Suppose that an index has 3 stocks:
- A, at $90/share
- B, at $45/share
- C, at $15/share
For simplicity, assume that the value of the index is 150, so that the divisor is 1. Share A represents 90/150 or 60% of the index, B represents 45/150 or 30% of the index, and C represents 15/150 or 10% of the index. The representation is proportional to the share price. If you own one share each of A, B, and C, you have replicated the index.
If stock A’s price rises to $100/share (and B’s and C’s remain unchanged), then the index value is 160, A represents 100/160 of the index, B represents 45/160 of the index, and C represents 15/160 of the index.

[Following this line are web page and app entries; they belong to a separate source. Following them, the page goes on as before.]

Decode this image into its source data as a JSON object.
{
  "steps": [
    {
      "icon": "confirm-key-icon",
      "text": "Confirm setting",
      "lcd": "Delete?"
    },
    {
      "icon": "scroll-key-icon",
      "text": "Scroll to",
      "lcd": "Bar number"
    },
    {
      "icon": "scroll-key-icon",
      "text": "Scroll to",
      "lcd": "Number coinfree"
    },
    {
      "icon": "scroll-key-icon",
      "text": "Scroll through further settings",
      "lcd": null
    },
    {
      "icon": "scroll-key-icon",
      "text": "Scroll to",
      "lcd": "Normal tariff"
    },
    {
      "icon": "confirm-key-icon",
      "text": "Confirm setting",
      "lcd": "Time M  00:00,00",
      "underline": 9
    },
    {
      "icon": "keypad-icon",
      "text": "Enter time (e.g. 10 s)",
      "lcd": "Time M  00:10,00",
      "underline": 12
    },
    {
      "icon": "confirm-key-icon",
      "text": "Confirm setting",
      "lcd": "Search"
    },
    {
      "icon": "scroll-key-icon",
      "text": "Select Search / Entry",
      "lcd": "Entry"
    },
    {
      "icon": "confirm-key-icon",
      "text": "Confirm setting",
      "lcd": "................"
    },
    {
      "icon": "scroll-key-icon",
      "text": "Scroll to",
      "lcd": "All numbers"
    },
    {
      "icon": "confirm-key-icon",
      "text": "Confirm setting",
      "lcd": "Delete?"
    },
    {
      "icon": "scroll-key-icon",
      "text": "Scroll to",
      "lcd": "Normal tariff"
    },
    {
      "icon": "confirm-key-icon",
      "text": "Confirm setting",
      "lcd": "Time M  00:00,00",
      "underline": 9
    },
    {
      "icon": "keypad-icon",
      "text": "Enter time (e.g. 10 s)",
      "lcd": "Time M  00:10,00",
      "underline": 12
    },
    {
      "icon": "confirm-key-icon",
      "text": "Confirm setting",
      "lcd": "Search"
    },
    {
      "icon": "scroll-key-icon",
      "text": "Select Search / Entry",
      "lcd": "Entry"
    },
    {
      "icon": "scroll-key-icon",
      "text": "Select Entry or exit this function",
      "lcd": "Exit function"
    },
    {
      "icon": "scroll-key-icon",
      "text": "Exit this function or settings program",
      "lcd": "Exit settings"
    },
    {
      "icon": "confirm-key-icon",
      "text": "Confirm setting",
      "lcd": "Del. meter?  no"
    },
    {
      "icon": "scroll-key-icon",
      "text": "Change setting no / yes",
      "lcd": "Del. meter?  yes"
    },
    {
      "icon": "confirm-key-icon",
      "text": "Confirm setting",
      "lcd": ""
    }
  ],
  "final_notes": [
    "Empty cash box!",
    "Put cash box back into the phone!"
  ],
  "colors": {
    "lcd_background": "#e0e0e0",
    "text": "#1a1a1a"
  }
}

Again, the representation is proportional to the share price, so if you own 1 share each of A, B, and C, you have replicated the index: no change in the number of shares, so no rebalancing.
If A then has a 2:1 stock split, so that its share price is now $50, then the index value doesn’t change (it’s still at 160), so the divisor changes: (50 + 45 + 15) / 160 = 0.6875. Stock A represents (50/0.6875)/160 (= 50/110) of the index, stock B represents (45/0.6875)/160 (= 45/110) of the index, and stock C represents (15/0.6875)/160 (= 15/110) of the index; the representations are still proportional to the stock prices. In this case, however, you would now own 2 shares of A, so you would have to sell 1 to replicate the index. In this case, their claim of no rebalancing is incorrect.
(You would also have to sell and buy shares – obviously – if one stock in the index were replaced with another.)
In cap-weighted indices, there is no rebalancing necessary, even with stock splits, reverse stock splits, or stock dividends.